▸ **Dataset content**:

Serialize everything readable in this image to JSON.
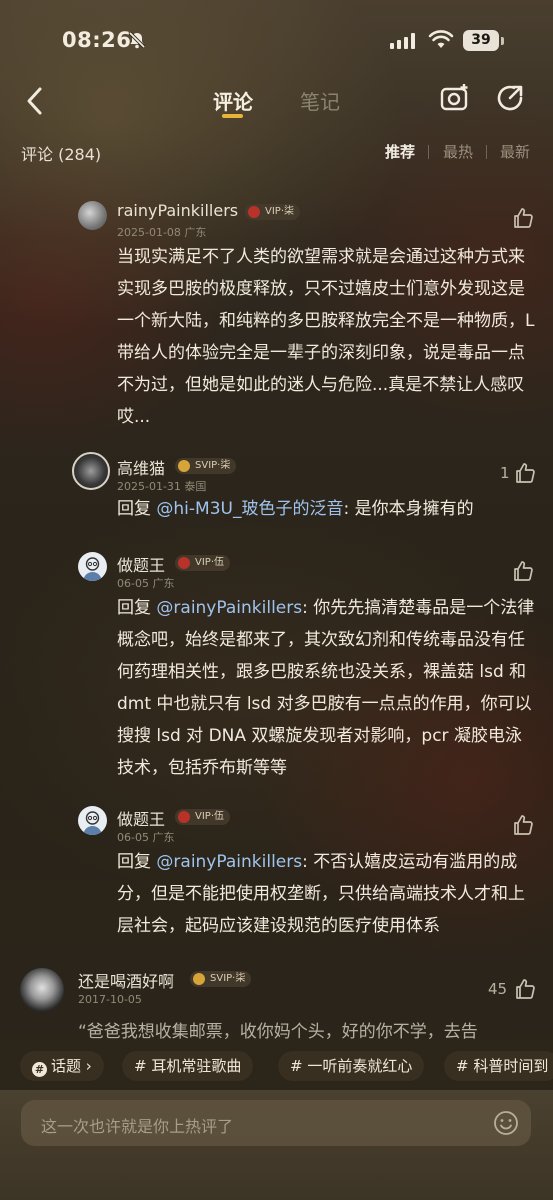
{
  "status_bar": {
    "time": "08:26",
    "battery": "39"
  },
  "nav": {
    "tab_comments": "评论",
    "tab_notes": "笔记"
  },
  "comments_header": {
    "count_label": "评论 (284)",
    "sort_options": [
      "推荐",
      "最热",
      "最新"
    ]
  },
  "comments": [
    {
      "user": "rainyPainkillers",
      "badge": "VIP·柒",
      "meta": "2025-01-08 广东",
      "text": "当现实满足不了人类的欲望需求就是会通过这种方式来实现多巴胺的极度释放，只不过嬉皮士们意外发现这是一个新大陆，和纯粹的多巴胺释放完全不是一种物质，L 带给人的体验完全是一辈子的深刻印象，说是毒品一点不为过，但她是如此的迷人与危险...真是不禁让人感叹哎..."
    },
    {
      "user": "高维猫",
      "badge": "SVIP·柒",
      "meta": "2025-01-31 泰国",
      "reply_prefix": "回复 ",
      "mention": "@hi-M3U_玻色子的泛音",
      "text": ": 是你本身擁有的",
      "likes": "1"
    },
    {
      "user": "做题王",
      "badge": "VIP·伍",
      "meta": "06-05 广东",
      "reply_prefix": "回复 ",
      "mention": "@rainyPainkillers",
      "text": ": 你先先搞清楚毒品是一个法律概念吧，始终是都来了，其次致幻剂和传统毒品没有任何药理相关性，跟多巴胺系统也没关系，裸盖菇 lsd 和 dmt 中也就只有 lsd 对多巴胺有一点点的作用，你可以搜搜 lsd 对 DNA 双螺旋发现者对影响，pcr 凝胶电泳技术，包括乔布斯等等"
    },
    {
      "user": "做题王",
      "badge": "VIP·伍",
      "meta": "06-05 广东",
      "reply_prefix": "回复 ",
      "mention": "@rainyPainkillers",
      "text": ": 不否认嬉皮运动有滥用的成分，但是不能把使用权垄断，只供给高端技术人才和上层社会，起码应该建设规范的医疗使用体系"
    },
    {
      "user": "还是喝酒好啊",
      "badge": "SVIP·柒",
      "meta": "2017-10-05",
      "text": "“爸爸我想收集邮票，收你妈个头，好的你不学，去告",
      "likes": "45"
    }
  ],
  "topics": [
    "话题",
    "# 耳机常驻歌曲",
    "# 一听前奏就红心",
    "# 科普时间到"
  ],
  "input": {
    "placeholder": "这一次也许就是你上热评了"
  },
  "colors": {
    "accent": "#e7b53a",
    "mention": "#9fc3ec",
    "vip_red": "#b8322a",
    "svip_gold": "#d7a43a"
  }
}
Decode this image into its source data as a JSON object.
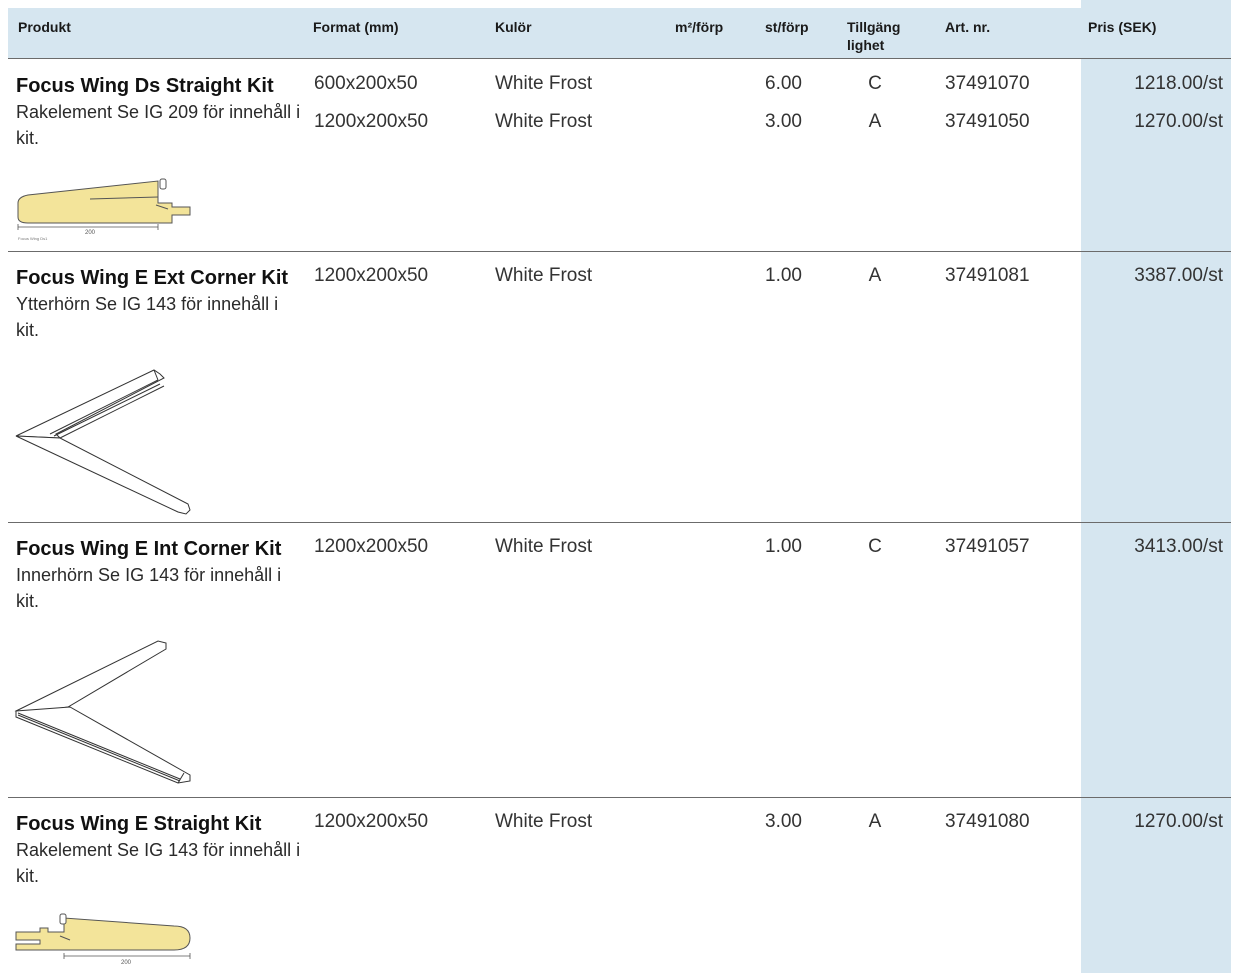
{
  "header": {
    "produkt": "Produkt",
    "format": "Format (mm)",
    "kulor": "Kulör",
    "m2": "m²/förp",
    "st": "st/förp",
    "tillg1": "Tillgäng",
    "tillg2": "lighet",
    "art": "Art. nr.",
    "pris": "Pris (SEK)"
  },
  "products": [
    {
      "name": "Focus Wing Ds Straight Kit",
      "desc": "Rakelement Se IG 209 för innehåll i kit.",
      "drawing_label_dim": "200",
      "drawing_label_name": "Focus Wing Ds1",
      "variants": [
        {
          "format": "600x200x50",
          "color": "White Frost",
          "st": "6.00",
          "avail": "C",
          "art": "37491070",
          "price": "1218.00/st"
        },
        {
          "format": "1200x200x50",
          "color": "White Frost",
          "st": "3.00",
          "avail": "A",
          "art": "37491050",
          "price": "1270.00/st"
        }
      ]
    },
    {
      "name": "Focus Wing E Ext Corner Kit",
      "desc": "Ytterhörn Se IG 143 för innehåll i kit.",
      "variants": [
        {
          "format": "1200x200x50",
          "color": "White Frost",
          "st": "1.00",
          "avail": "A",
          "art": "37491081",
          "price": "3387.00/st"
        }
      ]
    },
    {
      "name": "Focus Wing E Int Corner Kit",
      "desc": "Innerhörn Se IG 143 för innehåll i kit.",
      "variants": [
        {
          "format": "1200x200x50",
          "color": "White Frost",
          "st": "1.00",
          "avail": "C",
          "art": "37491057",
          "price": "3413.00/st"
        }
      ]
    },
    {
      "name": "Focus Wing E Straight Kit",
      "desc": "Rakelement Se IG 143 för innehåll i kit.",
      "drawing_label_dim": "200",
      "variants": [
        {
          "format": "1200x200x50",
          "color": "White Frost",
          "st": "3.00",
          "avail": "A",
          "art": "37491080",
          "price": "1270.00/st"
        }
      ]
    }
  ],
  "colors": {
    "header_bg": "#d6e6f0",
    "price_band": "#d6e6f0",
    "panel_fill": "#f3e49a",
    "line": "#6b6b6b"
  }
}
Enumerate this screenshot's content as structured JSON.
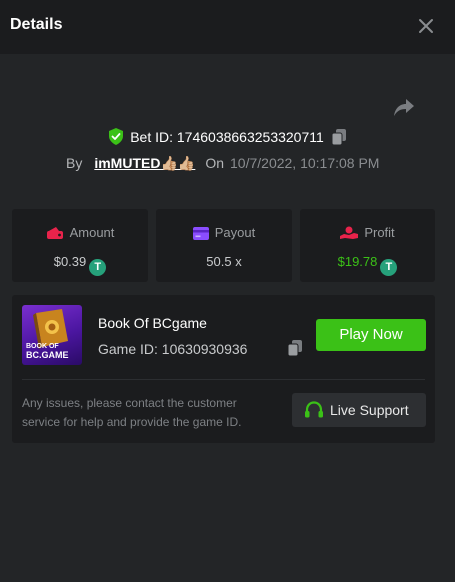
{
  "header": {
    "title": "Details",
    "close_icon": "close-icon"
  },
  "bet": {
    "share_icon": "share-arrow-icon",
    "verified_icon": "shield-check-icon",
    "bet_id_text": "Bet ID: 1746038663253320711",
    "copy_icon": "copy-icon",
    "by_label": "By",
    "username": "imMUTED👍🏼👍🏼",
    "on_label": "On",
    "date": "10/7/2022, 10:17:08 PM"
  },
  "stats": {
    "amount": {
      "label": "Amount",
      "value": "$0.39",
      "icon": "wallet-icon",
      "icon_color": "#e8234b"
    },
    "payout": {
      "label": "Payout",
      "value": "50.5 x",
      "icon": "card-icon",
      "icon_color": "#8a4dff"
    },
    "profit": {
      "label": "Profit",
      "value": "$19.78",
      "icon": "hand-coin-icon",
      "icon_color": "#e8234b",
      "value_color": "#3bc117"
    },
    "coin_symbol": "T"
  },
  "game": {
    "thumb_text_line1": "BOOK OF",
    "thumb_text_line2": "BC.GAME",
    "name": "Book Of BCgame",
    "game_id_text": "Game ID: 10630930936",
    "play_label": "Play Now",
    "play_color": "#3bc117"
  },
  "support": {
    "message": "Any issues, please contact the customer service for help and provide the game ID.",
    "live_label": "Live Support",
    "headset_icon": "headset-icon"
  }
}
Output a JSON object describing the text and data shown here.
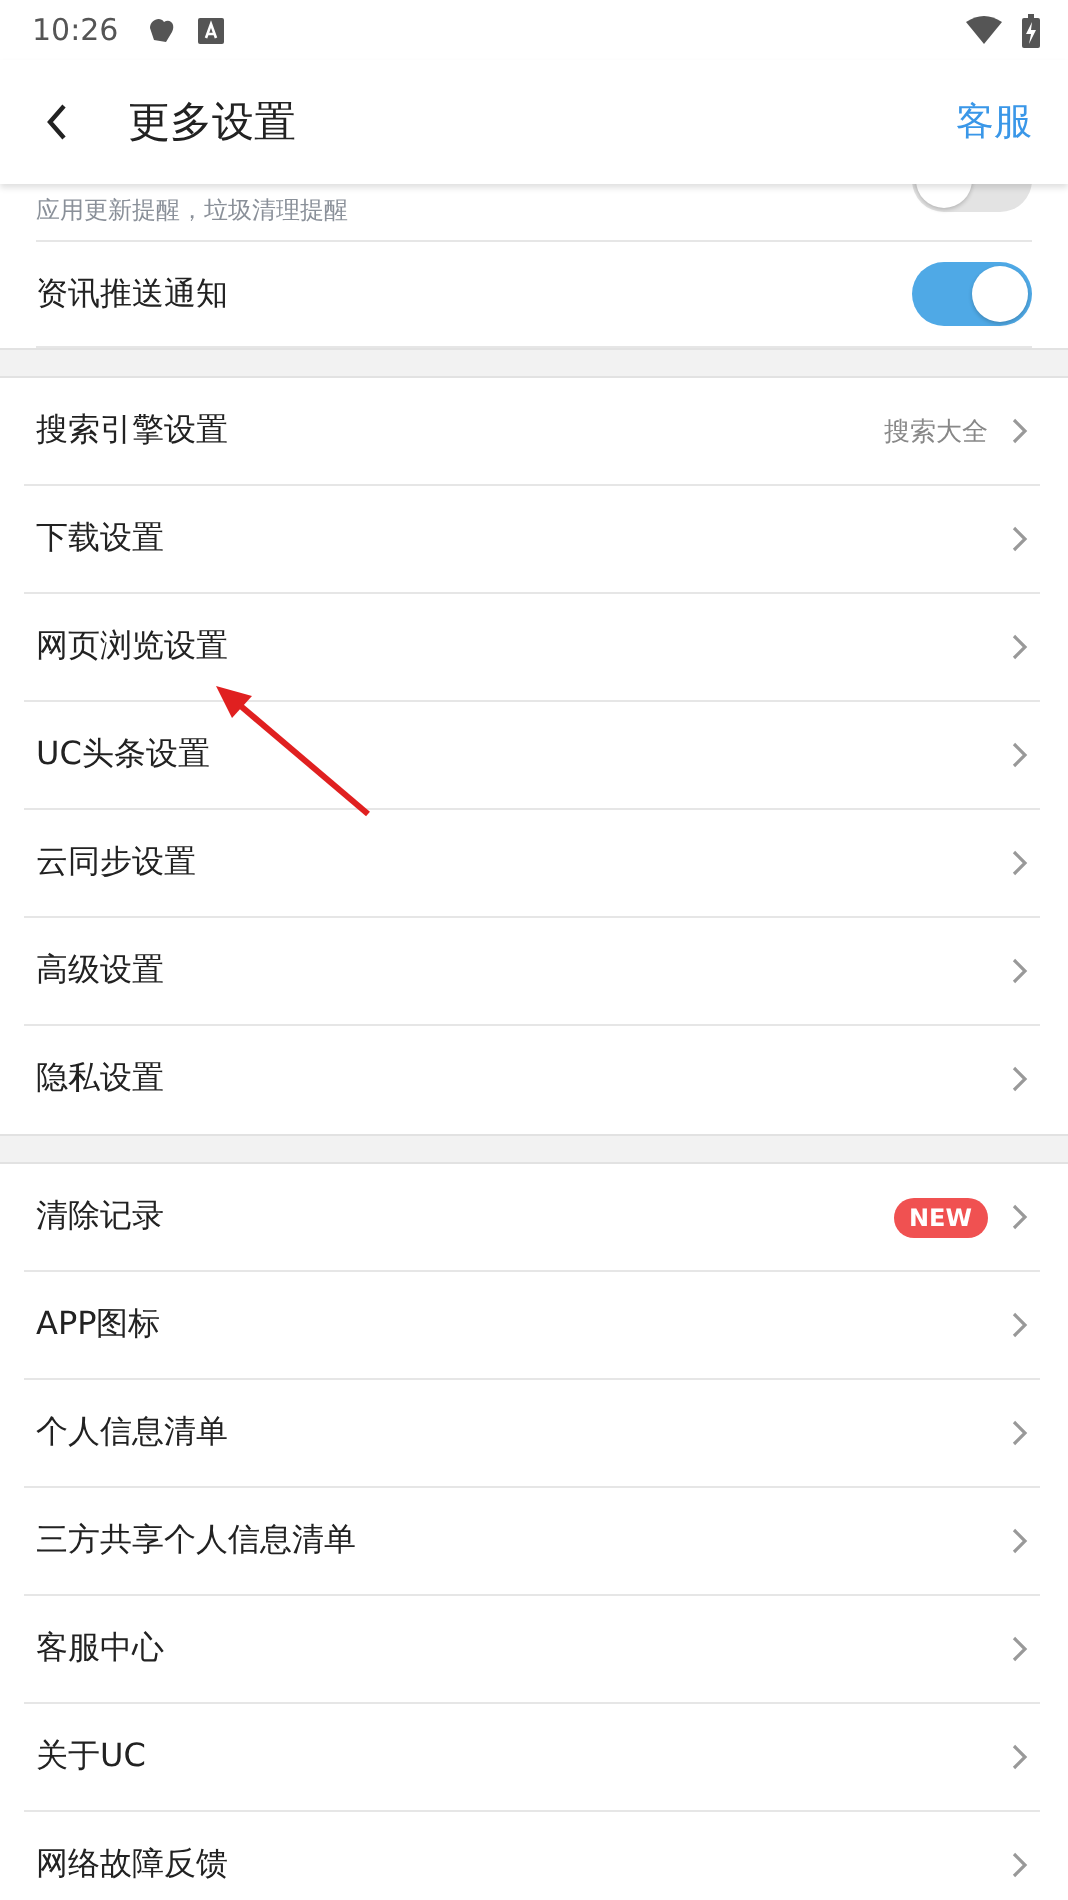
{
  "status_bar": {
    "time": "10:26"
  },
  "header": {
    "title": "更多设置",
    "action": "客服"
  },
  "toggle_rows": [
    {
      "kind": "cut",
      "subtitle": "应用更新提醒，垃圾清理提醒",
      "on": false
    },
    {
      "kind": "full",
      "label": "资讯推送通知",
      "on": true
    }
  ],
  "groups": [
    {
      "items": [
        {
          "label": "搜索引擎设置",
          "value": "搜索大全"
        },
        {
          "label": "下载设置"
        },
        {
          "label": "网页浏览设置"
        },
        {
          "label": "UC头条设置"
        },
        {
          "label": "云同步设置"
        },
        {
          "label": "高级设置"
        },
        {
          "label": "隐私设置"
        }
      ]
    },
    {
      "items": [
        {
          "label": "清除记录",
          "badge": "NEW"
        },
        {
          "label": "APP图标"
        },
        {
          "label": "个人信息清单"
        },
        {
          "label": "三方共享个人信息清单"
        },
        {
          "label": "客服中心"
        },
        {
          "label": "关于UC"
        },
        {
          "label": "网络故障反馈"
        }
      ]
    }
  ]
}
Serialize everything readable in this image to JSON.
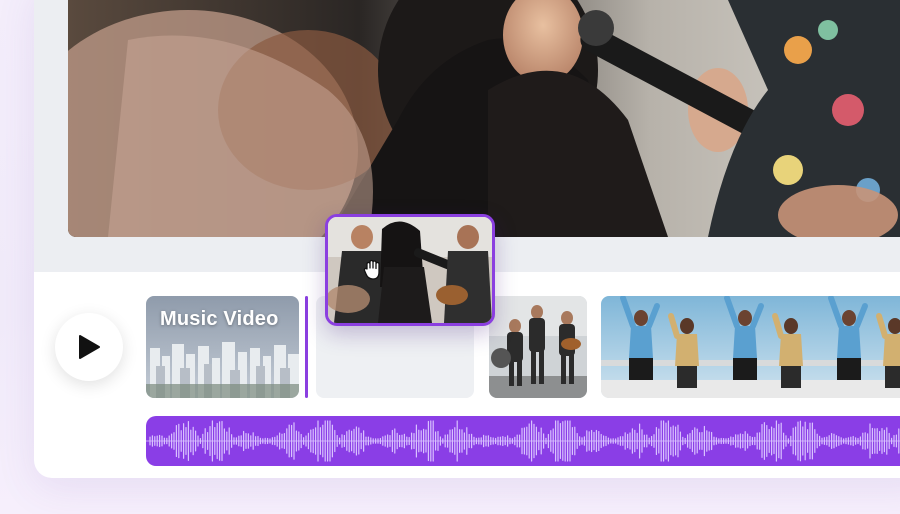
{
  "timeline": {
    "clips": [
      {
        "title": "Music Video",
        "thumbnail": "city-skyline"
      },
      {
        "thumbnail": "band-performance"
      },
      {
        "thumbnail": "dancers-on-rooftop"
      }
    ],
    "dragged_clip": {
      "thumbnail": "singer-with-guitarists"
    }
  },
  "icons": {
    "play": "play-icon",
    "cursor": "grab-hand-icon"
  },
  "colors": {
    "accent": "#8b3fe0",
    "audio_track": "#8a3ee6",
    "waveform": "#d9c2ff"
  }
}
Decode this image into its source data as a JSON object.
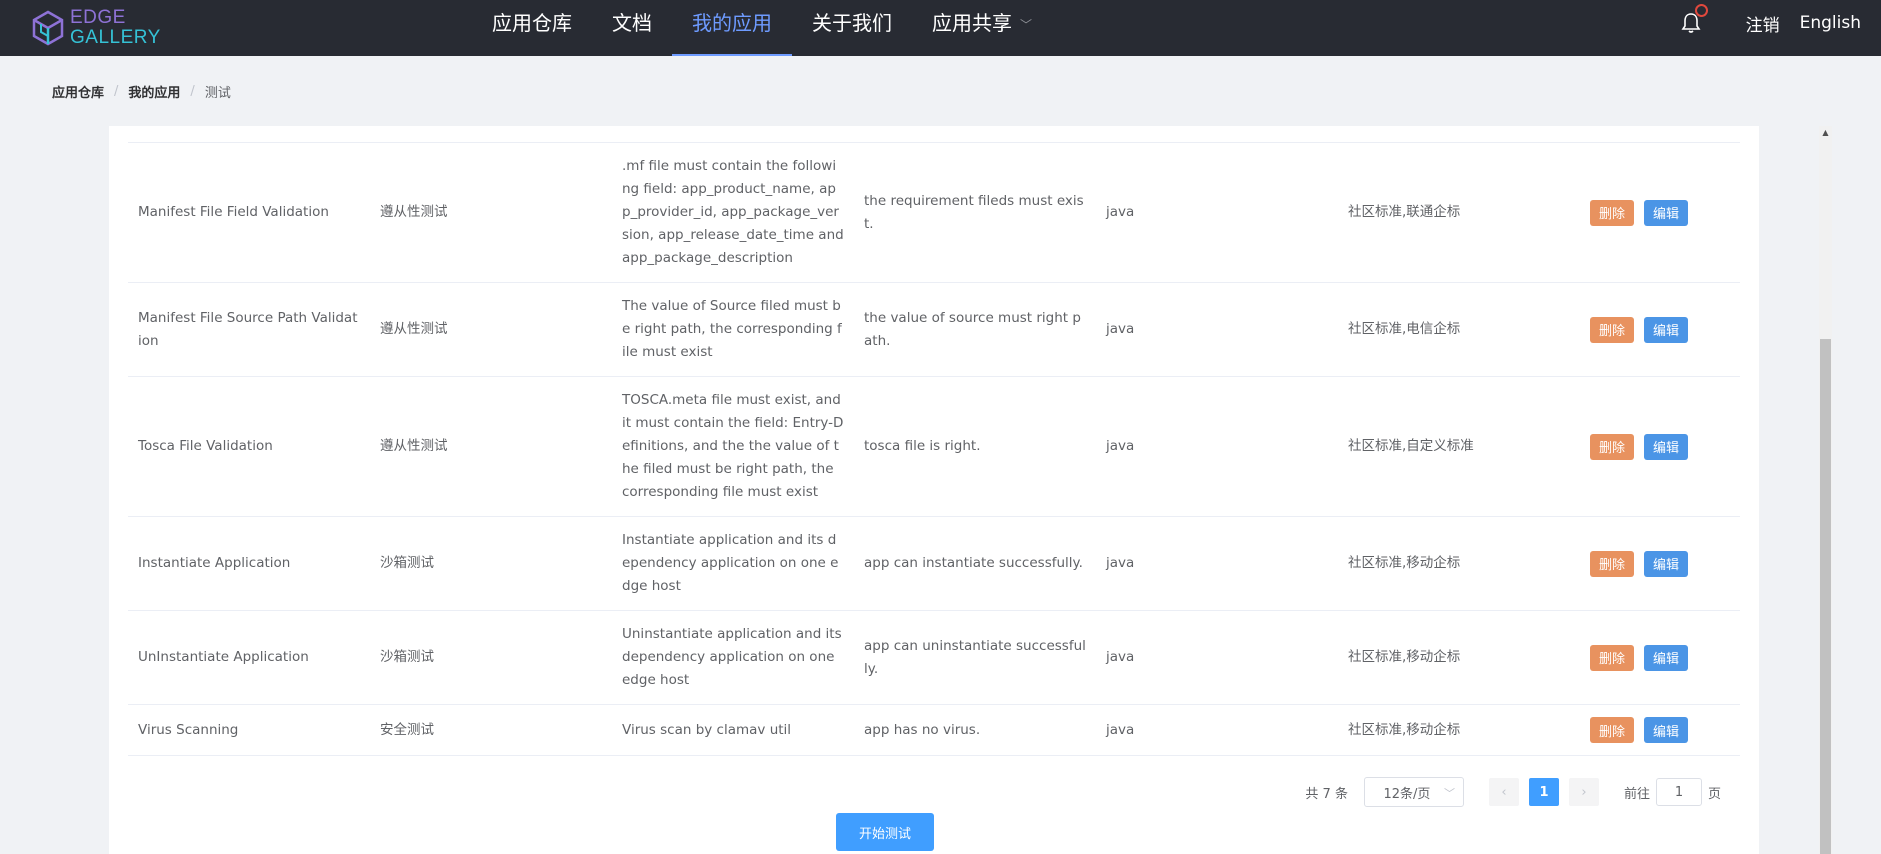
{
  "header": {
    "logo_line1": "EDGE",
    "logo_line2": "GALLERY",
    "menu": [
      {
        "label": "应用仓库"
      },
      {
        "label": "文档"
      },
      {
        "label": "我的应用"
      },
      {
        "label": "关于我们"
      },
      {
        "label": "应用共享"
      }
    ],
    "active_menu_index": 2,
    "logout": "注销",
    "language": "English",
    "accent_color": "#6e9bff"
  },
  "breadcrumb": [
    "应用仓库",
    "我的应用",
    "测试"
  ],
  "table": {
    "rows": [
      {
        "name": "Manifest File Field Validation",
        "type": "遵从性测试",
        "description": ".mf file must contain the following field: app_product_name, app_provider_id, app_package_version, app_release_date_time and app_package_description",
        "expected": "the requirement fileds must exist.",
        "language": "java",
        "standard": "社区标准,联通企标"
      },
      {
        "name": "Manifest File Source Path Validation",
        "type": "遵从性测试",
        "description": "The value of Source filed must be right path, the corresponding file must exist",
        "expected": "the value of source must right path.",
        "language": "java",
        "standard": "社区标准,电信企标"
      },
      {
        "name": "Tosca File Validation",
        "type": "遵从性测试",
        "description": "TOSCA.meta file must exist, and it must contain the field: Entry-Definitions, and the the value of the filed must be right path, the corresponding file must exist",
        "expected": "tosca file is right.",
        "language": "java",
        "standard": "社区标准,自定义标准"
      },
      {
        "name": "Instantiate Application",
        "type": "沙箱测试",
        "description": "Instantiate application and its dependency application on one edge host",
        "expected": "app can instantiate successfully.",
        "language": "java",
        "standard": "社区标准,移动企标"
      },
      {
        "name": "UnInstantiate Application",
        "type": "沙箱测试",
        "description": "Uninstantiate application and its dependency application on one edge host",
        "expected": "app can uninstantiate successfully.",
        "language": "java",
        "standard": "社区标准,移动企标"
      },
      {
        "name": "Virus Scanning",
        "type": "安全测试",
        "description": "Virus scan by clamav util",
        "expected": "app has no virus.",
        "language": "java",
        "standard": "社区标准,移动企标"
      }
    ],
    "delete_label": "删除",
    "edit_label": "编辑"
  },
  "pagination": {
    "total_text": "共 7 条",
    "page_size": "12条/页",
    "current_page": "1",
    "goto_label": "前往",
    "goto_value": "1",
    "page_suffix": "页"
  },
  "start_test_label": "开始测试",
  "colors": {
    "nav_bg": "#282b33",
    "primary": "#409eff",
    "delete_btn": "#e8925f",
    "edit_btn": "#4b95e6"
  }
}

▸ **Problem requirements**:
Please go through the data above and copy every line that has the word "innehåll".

▸ **Answer to this problem**:
      "desc": "Rakelement Se IG 209 för innehåll i kit.",
      "desc": "Ytterhörn Se IG 143 för innehåll i kit.",
      "desc": "Innerhörn Se IG 143 för innehåll i kit.",
      "desc": "Rakelement Se IG 143 för innehåll i kit.",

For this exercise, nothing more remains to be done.